» Data under study
══════════════════════════════

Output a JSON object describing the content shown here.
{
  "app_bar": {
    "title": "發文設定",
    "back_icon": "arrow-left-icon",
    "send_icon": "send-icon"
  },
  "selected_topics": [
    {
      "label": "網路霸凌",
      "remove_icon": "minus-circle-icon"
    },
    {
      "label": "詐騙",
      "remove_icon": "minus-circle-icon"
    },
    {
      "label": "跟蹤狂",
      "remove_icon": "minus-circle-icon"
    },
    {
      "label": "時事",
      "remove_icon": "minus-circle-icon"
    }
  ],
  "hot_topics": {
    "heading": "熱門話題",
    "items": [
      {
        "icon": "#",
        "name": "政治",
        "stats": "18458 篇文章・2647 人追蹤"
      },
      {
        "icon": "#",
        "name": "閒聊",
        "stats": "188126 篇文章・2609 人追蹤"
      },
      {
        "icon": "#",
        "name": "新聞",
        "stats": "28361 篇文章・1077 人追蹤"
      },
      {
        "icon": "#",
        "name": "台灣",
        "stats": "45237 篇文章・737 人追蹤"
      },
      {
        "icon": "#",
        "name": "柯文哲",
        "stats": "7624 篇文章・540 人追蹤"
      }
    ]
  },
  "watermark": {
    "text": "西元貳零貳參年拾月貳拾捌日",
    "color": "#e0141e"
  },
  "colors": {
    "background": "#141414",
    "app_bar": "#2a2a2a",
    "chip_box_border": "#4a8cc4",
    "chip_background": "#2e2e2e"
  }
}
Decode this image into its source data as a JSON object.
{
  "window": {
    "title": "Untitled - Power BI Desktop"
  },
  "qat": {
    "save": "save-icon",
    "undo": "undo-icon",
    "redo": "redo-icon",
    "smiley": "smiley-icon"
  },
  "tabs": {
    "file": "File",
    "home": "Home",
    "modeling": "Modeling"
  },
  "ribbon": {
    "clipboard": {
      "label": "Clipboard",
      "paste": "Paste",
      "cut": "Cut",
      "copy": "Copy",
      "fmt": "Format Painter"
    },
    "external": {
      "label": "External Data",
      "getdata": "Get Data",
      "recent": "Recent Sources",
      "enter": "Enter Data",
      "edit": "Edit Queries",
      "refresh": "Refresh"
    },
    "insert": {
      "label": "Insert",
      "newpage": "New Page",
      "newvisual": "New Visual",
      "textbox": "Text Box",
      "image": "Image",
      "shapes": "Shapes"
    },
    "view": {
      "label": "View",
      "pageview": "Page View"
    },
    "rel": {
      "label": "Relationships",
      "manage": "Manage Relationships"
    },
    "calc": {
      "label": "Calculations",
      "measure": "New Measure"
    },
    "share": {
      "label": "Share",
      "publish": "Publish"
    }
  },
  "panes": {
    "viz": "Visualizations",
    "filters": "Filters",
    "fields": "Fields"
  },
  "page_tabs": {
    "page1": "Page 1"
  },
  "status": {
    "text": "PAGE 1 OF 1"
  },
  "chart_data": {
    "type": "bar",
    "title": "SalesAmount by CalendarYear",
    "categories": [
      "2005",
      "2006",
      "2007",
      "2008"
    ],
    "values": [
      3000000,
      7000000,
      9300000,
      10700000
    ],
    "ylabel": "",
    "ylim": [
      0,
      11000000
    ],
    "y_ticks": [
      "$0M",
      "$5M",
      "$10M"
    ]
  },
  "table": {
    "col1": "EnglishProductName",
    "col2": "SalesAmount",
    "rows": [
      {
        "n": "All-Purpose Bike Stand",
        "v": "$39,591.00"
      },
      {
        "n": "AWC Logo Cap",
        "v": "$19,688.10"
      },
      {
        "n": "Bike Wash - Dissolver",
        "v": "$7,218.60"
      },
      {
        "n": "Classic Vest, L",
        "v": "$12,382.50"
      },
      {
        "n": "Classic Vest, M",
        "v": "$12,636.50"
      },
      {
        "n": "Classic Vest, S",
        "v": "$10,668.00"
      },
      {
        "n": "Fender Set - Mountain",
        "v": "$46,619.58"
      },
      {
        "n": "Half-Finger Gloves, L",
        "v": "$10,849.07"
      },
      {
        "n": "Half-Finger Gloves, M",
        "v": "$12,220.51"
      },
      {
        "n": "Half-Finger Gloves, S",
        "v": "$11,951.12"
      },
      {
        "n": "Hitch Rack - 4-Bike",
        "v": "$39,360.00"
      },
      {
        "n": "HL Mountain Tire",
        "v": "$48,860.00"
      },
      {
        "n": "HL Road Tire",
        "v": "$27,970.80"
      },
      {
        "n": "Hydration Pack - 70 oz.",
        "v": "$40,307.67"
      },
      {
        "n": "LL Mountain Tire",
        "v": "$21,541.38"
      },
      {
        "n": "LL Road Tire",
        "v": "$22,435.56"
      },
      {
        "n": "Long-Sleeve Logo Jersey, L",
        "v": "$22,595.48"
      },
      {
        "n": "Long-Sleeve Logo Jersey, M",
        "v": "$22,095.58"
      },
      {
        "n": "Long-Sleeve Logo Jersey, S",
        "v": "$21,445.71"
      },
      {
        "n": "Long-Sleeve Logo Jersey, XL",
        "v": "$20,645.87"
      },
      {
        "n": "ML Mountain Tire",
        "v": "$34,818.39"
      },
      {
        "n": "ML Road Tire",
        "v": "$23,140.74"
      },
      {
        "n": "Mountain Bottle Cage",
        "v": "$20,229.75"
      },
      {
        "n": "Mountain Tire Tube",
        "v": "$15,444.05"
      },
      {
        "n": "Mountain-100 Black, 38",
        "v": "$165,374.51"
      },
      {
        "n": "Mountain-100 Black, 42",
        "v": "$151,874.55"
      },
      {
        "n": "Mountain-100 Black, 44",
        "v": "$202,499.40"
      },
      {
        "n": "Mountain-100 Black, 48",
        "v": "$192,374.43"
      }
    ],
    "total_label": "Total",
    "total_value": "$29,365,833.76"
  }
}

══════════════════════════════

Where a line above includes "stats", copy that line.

        "stats": "18458 篇文章・2647 人追蹤"
        "stats": "188126 篇文章・2609 人追蹤"
        "stats": "28361 篇文章・1077 人追蹤"
        "stats": "45237 篇文章・737 人追蹤"
        "stats": "7624 篇文章・540 人追蹤"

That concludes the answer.